Jaya! had been both married and widowed. He had been both the hero and the villain, sometimes on seperate occasions, and sometimes both at once. He had been at one time tremendously rich, the son of a prince; and at another terribly poor, a pauper on the street. The people had hailed him as the saviour and reviled him as the serpent. He had swam in the holy waters of the Ganges, and would doubtless soon be burning in the fires of somebody else's hell. In short, everything that could happen to a man was determined to happen to Jaya!

But Jaya! wanted to be left alone to live in his tent by the sea.

He knew it was coming. Whenever anything was about to happen he would awake to find two mosquitoes dead in his bed roll, as though poisoned by his blood (although Jaya! didn't know it, he did in fact have poisonous blood). And so it was with a heavy heart that he had set about boiling the water to make his tea. He only hoped that the days until he could return to his tent by the sea would pass quickly. He drank his tea slowly. Only when he spat the last of the leaves from between his teeth did he rise and dress, and lift the illusion of sleep from all that lay around him. He stepped out into the glorious light of a new day that marked the beginning of the rest of his life, as it so tediously had the day before, and the day before that. Jaya! looked up to the sun in disdain at the obvious optimism with which it was burning itself to death. At least, he thought, one day you'll be burned completely up and a man may get a decent nights sleep. Then he tripped over the feet of the prophet at his door and bashed his head on the rock he used to open coconuts.

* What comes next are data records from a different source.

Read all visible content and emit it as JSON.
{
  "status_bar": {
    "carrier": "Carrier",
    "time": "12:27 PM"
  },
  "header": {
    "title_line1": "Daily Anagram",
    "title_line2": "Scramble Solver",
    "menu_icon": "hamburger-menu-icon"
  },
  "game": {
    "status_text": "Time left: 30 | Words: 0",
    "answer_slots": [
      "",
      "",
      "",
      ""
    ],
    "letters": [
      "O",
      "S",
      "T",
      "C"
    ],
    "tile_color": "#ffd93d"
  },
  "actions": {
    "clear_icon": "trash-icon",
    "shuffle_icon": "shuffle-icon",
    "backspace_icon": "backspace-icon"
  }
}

'As it was written, so has it come to pass' the prophet cried out in alarming ecstasy.

Jaya! had heard it before. It seems as though, before he was born, somebody had gone to the trouble of writing down every moment of Jaya!'s life into a big book that had been placed into a library from where every prophet seeking a vision would surreptitously tear out a page and come to disturb him in his tent by the sea. Jaya! considered boxing the prophet's ears and sending him on his way. But it would do no good, so instead he sat up and nursed the bruise that was forming on the crown of his head. For a reason he didn't understand, these great events that wouldn't leave him alone always started by causing him some pain. Jaya! decided that when it was all over he would come back and forgive the rock, but he would still move it to the other side of his tent. The prophet continued to babble.

...saviour of the fish of the sea. Protector of the birds of the sky. Devourer of the pains and misery and ills of man. Jaya! the victorious. Jaya, my wonderous master! Oh! Jaya! the magnificent!

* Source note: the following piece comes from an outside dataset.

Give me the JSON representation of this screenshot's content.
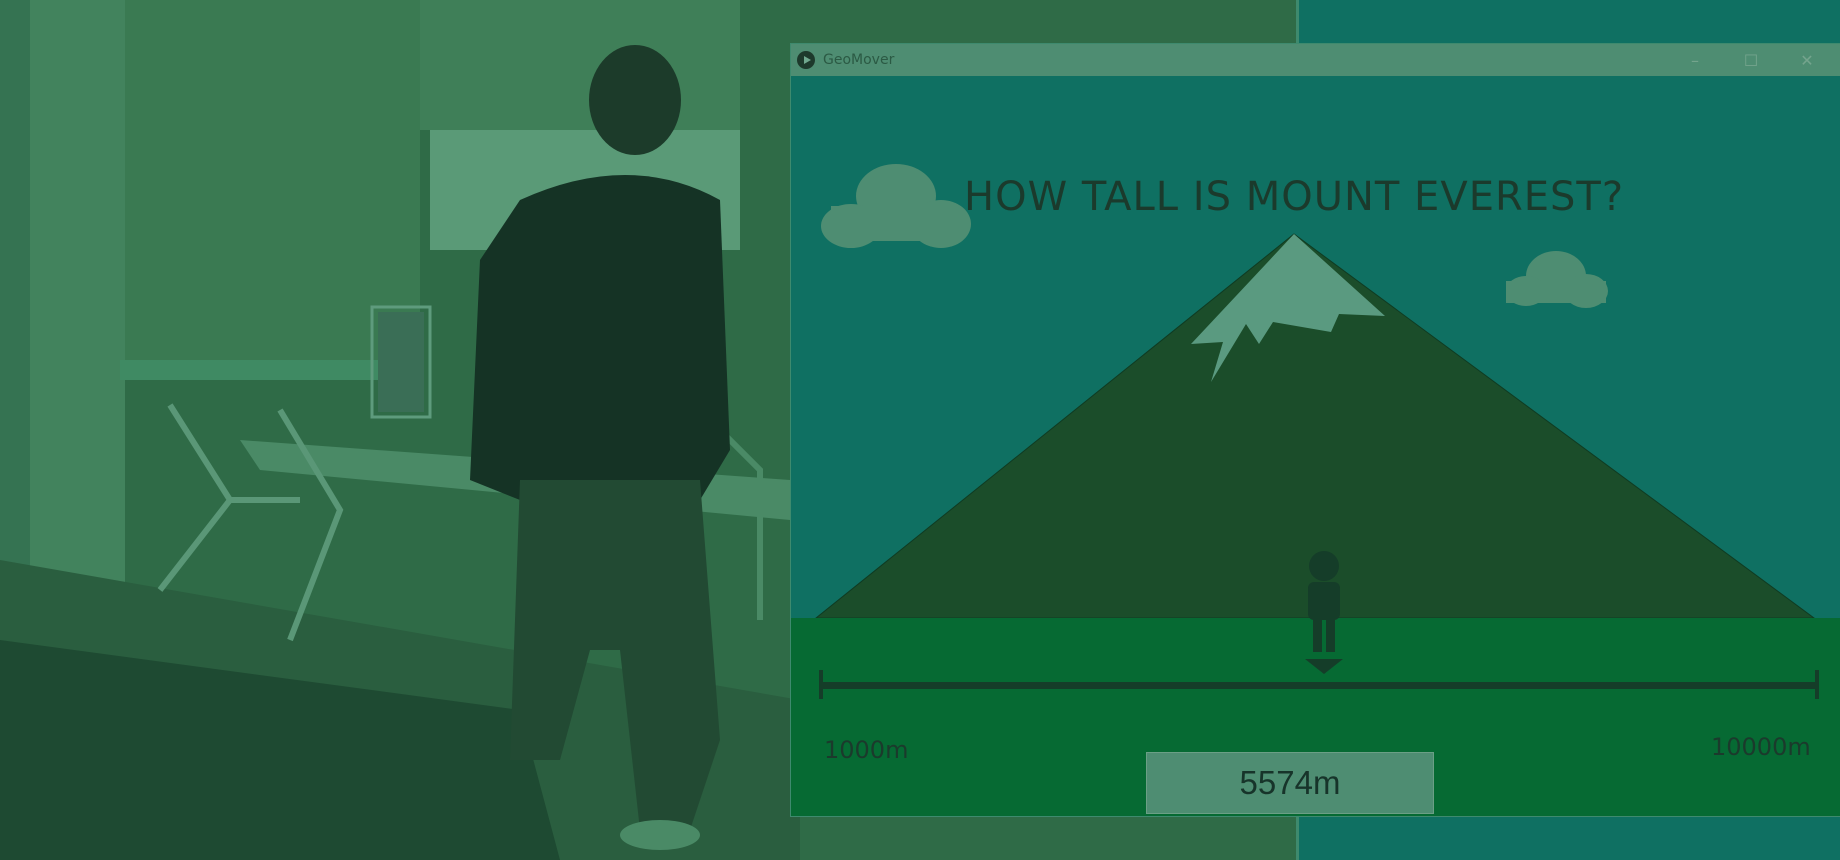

At this point Jaya! really did box the prophets ears, and emplored him to come straight to the point. Which the prophet, being a wise man, did and then left in a hurry to ruin another man's day. In fact it was the prophet's day that ruined, since he ran directly into the mango-swamp on Jaya!'s island, where he was promptly devoured by a crocodile.

And so it was that Jaya! awoke on the day that the seas stopped foaming.


In fact nobody had noticed that the seas had stopped foaming, except for the fishermen and the boys who dived for pearls. The fishermen were in general agreement that it was a good thing, since it made the whole bothersome issue of setting out on a leaky vessel much safer. Not all of their wives would privately agree. The pearl-diving boys simply continued to dive for pearls. There was a very great demand for them and the boys were given no time to consider the weather. The racketeers who extorted the pearls from the boys did consider the weather, since they generally believed themselves to be civilised men. However, they never got their feet wet and so missed the opportunity of considering the strange and beautiful sight of a strangely calm ocean.

Jaya! Did consider the strange and beautiful sight of a strangely calm ocean, and he considered it to be pretty awful. A portent of doom. The harbinger of some very great event indeed. If that prophet had not run off and got himself eaten' thought Jaya! as his boat paddled along, I would have thrown him into this awful ocean just so as to watch the ripples'.